Somewhere in the middle of it all, I managed to write the first in what’s turning out to be a series of articles on Gnosticism for my Substack newsletter — a subject I think it’s important for us all to understand because of how pervasive it is and how, I believe, it’s going to culminate in the religion of the Antichrist. This is all pretty research heavy, so it’s slow-going, but I’m hoping to dive into part two next week.

I’ve been catching up with Becca Syme in an attempt to get motivated for book marketing. She’s been discussing how the self-publishing gold rush is over, which is actually good news for slower writers like me, because the market is so saturated that the fast-release business model isn’t working like it used to and readers are more willing to try authors who release only one or two books a year. Which takes the pressure off to write faster — pressure I knew I couldn’t live up to, anyway.

In her latest episode, she talks about how in this new market, authors would do better to build “vertical” platforms — more focused on a certain type of platform or content — as opposed to horizontal — spreading out and trying everything to reach everyone. One type of vertical she recommends is an author-focused platform, which is good for authors who don’t write a certain type of book that they could build their platform on, or write all their books in a fantasy world that they can capitalize on to attract fans.

I’ve been mulling this over, and realizing that this is instinctively what I did in the beginning — making my blog and my platform mainly about myself and my life. This came naturally to me, I had fun doing it, and, after all, all of my favorite authors did the same. As a reader, platforms focused on books or world-building actually bore me. I’m all about the human connection. I’ve even followed author blogs of people whose books I’ve never read because I just thought they were cool and I enjoyed reading about their lives — their struggles, their opinions, their triumphs, as well as their writing life.

But I stopped, because all the experts said the personal blog/Livejournal era was over and readers didn’t want to read that stuff and I should figure out who my ideal reader is and what they’re into and blog about that. Which led to many very frustrating years of trying to guess what would draw in said ideal reader, taking a stab at blogging about that regularly, getting frustrated when nobody showed up, getting bored with the subject and burned out, seeing blogging as a massive chore and avoiding it for weeks or months on end, all while seething with guilt about not blogging, only to start the whole cycle over again.

And do you know what I realized even as I wrote that last paragraph? Every single reader who has stuck with this blog all these years and put up with my changes in content focus and my long unannounced hiatuses and what-all are here because they care about me. And I care about you guys. YOU are my people. And that’s my ideal reader.

So going forward, I’m tossing out the rule book and I’m going to go back to blogging like it’s 2003. I’m going to stop treating these personal posts as an aberration whilst promising to write more “focused” or “interesting” content at some point, and I’m going to go back to making them the point.

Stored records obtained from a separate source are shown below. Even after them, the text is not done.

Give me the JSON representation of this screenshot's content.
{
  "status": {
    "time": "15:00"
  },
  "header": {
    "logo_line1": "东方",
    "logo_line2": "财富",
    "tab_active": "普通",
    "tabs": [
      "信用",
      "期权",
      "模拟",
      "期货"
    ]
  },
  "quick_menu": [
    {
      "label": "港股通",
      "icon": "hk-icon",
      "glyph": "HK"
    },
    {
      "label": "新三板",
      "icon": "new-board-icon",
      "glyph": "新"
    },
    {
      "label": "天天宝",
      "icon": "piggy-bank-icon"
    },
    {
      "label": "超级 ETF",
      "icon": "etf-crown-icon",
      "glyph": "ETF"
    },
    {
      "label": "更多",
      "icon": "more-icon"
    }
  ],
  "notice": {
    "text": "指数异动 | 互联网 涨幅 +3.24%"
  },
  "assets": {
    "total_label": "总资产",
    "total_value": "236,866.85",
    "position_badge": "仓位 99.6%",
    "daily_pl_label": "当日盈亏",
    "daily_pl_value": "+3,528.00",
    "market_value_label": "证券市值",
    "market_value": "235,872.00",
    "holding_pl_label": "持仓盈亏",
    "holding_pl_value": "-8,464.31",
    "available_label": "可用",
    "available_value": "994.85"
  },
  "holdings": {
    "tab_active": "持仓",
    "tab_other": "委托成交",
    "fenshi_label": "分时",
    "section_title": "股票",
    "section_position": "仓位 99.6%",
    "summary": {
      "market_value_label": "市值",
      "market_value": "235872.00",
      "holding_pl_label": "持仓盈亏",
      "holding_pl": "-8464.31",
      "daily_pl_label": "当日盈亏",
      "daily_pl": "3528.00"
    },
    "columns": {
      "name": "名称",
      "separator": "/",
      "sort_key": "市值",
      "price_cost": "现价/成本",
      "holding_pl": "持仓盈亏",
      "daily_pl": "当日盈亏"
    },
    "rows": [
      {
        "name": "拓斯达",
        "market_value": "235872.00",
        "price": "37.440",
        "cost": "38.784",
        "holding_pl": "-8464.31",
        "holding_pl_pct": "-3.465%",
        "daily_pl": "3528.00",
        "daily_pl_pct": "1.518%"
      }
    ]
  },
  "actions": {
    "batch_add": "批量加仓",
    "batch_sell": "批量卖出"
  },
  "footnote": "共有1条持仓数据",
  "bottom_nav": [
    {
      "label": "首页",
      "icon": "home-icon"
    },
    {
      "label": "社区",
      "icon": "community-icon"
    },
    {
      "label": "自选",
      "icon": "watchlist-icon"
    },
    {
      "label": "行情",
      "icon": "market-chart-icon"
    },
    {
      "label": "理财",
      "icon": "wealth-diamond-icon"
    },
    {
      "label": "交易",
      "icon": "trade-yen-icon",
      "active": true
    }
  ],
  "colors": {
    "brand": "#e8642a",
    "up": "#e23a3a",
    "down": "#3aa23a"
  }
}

I probably won’t show up here consistently until after this home search and eventual (please, God) move is behind us, but I feel such a huge weight lifted off knowing I can just show up here and be myself and not have to worry about finding the right topic and SEO keywords to hook my ideal reader, it’s already making me excited to start blogging here regularly again.

And I’ve learned another Very Valuable Lesson about listening to my instincts instead of “experts.” The latter has steered me wrong WAY more often than the former.

Oh, that’s a good question for the comments: what’s the worst expert advice you’ve ever gotten?

If you’re reading this, thank you for being here, and thank you for sticking around through all my foibles. Truly, I love y’all.